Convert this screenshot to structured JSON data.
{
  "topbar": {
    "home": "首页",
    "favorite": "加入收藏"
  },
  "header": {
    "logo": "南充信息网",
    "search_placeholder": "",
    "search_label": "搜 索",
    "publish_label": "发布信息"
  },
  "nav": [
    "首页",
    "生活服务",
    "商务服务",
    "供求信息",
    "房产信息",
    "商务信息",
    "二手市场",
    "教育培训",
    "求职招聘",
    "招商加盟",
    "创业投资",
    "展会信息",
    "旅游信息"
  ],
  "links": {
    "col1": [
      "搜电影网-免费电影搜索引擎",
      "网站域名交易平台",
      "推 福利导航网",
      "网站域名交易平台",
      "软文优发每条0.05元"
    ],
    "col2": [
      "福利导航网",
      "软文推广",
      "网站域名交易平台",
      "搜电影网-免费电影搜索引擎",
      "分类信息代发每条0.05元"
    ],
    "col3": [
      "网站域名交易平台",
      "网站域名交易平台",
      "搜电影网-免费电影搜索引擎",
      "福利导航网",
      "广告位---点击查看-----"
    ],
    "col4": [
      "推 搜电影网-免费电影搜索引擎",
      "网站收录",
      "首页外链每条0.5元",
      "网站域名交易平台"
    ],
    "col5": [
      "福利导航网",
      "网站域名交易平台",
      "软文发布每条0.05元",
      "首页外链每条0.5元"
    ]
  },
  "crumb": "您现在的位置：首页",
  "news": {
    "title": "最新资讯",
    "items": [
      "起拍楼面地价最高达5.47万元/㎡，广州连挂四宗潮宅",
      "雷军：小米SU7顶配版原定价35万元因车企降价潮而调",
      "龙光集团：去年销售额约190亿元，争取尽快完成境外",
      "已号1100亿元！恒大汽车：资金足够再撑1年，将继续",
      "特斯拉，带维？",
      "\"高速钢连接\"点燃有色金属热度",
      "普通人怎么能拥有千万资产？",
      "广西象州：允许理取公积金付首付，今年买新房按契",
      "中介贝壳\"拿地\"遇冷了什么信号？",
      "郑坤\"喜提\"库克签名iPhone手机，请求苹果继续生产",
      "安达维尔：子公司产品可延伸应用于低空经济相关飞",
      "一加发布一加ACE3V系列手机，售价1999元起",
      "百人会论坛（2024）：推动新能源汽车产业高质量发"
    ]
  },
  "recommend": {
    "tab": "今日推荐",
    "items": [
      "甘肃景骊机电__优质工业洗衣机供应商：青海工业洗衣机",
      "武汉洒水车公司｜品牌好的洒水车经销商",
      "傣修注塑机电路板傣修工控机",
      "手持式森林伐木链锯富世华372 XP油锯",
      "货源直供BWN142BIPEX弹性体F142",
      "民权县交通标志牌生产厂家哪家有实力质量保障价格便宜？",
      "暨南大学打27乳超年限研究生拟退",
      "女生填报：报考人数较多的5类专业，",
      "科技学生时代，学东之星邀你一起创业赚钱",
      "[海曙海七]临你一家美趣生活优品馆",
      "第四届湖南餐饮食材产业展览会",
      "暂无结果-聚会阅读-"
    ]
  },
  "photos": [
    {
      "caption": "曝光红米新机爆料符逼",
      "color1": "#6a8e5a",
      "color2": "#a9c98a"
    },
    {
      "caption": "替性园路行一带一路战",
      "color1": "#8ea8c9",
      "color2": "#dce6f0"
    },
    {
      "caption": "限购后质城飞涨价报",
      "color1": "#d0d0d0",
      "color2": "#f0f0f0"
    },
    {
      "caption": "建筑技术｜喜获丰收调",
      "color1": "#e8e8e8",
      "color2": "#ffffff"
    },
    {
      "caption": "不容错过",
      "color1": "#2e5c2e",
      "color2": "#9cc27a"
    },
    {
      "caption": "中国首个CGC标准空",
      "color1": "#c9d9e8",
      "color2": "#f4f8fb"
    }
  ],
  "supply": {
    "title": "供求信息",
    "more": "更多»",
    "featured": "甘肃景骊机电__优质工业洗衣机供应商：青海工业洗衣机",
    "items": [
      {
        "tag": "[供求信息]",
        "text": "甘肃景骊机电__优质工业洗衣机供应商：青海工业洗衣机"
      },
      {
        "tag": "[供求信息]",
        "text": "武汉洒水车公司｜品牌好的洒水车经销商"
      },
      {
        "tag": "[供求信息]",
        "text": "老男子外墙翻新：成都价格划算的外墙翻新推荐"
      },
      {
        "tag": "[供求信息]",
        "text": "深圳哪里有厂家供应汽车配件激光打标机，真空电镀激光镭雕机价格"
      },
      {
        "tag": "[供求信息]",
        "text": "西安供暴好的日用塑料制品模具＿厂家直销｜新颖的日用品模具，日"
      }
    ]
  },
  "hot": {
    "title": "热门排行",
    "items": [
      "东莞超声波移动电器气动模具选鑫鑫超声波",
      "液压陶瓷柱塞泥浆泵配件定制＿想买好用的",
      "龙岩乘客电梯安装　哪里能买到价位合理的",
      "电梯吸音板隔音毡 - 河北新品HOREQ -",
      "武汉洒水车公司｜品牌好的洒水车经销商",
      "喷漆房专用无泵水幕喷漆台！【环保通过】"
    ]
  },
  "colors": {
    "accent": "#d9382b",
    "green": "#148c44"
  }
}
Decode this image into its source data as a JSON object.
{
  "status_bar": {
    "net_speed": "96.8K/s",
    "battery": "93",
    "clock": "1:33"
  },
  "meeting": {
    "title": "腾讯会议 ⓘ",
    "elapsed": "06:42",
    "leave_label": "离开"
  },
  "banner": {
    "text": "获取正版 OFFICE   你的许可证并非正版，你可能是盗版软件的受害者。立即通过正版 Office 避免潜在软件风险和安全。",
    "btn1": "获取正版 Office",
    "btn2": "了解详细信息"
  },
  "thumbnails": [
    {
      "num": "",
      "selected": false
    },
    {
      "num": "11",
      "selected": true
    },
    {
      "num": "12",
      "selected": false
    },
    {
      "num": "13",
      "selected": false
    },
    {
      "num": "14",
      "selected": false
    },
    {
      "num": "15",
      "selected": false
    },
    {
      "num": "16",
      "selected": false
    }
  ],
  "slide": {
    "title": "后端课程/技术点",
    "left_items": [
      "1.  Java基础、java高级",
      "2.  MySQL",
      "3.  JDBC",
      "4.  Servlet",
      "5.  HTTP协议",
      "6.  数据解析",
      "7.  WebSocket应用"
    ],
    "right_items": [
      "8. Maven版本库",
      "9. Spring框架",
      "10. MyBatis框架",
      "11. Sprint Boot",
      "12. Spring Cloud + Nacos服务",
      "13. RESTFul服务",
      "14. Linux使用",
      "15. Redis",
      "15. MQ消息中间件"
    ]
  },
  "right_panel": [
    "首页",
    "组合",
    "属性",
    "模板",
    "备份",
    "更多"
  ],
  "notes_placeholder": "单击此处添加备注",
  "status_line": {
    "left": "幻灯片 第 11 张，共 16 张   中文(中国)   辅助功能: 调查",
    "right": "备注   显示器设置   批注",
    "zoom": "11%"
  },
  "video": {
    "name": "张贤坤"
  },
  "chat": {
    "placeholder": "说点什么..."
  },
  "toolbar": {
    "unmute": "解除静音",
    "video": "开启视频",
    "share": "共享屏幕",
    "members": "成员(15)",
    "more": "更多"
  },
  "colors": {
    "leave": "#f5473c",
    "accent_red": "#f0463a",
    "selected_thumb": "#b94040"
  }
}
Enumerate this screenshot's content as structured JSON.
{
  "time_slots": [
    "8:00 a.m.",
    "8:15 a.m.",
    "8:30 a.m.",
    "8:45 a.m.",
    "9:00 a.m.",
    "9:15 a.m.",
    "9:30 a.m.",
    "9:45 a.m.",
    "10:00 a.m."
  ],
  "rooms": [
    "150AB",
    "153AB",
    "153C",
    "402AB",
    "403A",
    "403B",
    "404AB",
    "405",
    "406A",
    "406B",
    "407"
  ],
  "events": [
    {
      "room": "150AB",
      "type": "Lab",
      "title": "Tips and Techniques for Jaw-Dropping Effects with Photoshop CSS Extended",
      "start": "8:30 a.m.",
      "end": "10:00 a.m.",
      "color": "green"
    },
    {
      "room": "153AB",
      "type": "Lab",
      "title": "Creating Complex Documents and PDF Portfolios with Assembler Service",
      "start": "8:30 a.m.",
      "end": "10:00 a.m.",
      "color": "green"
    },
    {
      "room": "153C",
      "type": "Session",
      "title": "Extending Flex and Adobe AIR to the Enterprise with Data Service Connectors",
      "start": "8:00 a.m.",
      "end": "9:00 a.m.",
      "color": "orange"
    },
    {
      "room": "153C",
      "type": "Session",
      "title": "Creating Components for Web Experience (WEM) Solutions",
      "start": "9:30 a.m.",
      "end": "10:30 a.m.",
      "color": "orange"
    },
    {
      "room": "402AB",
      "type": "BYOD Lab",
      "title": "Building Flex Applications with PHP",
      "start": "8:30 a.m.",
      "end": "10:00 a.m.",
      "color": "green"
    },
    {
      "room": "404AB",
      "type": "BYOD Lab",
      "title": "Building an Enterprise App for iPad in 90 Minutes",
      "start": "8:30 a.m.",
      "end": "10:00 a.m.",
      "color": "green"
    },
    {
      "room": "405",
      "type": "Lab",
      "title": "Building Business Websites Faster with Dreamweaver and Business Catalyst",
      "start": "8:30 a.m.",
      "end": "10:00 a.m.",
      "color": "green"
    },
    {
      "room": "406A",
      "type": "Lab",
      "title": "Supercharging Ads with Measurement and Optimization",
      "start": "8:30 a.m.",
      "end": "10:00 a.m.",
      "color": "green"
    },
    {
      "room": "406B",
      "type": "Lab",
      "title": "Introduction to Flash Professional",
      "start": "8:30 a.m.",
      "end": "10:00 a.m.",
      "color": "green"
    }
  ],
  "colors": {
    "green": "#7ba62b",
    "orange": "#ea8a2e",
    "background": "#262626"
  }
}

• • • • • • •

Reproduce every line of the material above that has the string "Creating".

### SOLVED PROBLEM
      "title": "Creating Complex Documents and PDF Portfolios with Assembler Service",
      "title": "Creating Components for Web Experience (WEM) Solutions",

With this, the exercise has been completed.